SQL databases are vertically scalable. NoSQL databases, on the other hand, are horizontally scalable
Another major thing to consider when weighing SQL versus NoSQL is their structures. SQL databases are table-based which makes them a better option for applications that require multi-row transactions. Samples of these may be accounting systems or even legacy systems that were originally built for a relational structure. NoSQL databases can be key-value pairs, wide-column stores, graph databases, or document-based.
What database solution is right for you?
Reasons to use a SQL database
When it comes to database technology, there’s no one-size-fits-all solution. That’s why many businesses rely on both relational and nonrelational databases for different tasks. Even as NoSQL databases gain popularity for their speed and scalability, there are still situations where a highly structured SQL database may be preferable. Here are a few reasons you might choose an SQL database:
- You need to ensure ACID compliance (Atomicity, Consistency, Isolation, Durability). ACID compliance reduces anomalies and protects the integrity of your database by prescribing exactly how transactions interact with the database. Generally, NoSQL databases sacrifice ACID compliance for flexibility and processing speed, but for many e-commerce and financial applications, an ACID-compliant database remains the preferred option.
- Your data is structured and unchanging. If your business is not experiencing massive growth that would require more servers and you’re only working with data that are consistent, then there may be no reason to use a system designed to support a variety of data types and high traffic volume.
Reasons to use a NoSQL database
When all of the other components of your server-side application are designed to be fast and seamless, NoSQL databases prevent data from being the bottleneck. Big data is the real NoSQL motivator here, doing things that traditional relational databases cannot. It’s driving the popularity of NoSQL databases like MongoDB, CouchDB, Cassandra, and HBase.
- Storing large volumes of data that often have little to no structure. A NoSQL database sets no limits on the types of data you can store together and allows you to add different new types as your needs change. With document-based databases, you can store data in one place without having to define what “types” of data that are in advance.
- Making the most of cloud computing and storage. Cloud-based storage is an excellent cost-saving solution but requires data to be easily spread across multiple servers to scale up. Using commodity (affordable, smaller) hardware on-site or in the cloud saves you the hassle of additional software, and NoSQL databases like Cassandra are designed to be scaled across multiple data centres out of the box without a lot of headaches.
- Rapid development. If you’re developing within two-week Agile sprints, cranking out quick iterations, or needing to make frequent updates to the data structure without a lot of downtime between versions, a relational database will slow you down. NoSQL data doesn’t need to be prepped ahead of time.
Overall, the decision of using SQL versus NoSQL for business is not entirely black and white; it requires some comparing and contrasting to determine which database best fits your specific needs. With the proper amount of research and preparation, however, you will ensure that the database you choose provides an efficient and streamlined management system for your organization.
If you are in need of NoSQL today, it doesn’t mean that it will be stick on to it all day.
There might be different preferences, distinct requirements to prefer over some other database.
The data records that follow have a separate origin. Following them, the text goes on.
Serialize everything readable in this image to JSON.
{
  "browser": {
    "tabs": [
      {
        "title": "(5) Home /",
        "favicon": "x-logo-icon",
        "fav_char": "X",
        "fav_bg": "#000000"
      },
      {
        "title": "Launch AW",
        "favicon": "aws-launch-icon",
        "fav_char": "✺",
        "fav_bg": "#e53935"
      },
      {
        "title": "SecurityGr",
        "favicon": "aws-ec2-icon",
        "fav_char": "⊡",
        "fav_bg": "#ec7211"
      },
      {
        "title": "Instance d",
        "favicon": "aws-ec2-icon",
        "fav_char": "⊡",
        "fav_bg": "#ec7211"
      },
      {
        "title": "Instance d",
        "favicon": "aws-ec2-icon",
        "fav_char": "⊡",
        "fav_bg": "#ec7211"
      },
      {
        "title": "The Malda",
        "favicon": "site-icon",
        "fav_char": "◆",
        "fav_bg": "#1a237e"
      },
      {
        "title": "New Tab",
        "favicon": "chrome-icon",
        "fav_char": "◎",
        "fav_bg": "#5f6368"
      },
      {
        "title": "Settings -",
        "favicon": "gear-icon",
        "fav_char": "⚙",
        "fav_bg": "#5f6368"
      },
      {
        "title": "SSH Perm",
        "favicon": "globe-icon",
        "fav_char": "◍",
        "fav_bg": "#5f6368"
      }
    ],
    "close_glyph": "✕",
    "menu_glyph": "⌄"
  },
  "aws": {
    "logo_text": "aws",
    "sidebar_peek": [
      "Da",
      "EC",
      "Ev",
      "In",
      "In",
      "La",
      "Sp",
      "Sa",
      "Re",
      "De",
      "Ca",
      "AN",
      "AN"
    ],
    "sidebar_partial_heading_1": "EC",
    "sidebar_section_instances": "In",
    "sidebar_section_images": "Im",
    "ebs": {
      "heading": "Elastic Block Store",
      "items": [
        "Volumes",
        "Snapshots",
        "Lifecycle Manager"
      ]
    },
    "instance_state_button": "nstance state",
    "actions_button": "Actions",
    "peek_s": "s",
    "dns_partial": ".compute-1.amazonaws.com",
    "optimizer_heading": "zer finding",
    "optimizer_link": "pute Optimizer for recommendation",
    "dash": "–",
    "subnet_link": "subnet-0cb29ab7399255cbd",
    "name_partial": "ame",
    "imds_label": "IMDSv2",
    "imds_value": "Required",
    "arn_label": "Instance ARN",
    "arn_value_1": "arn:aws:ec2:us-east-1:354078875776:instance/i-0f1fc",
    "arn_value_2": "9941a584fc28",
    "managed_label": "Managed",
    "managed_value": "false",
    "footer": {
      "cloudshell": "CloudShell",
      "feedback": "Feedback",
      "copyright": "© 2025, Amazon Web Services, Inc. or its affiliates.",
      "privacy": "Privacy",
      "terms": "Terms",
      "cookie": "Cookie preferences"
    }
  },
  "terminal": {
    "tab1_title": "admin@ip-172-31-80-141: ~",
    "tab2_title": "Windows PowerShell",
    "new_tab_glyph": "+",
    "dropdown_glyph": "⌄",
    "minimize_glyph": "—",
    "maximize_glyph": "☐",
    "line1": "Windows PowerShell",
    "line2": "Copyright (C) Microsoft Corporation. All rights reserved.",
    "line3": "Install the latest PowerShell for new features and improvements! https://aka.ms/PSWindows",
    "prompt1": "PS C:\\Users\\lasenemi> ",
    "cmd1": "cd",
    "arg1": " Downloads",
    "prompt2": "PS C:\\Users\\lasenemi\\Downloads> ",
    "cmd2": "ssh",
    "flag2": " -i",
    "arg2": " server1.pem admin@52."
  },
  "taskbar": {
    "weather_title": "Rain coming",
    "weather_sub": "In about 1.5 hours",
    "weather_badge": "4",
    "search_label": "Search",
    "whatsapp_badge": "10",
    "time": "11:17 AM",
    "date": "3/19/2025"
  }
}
So figure out your requirements and find out the database which wisely provides the integrated support for your project development.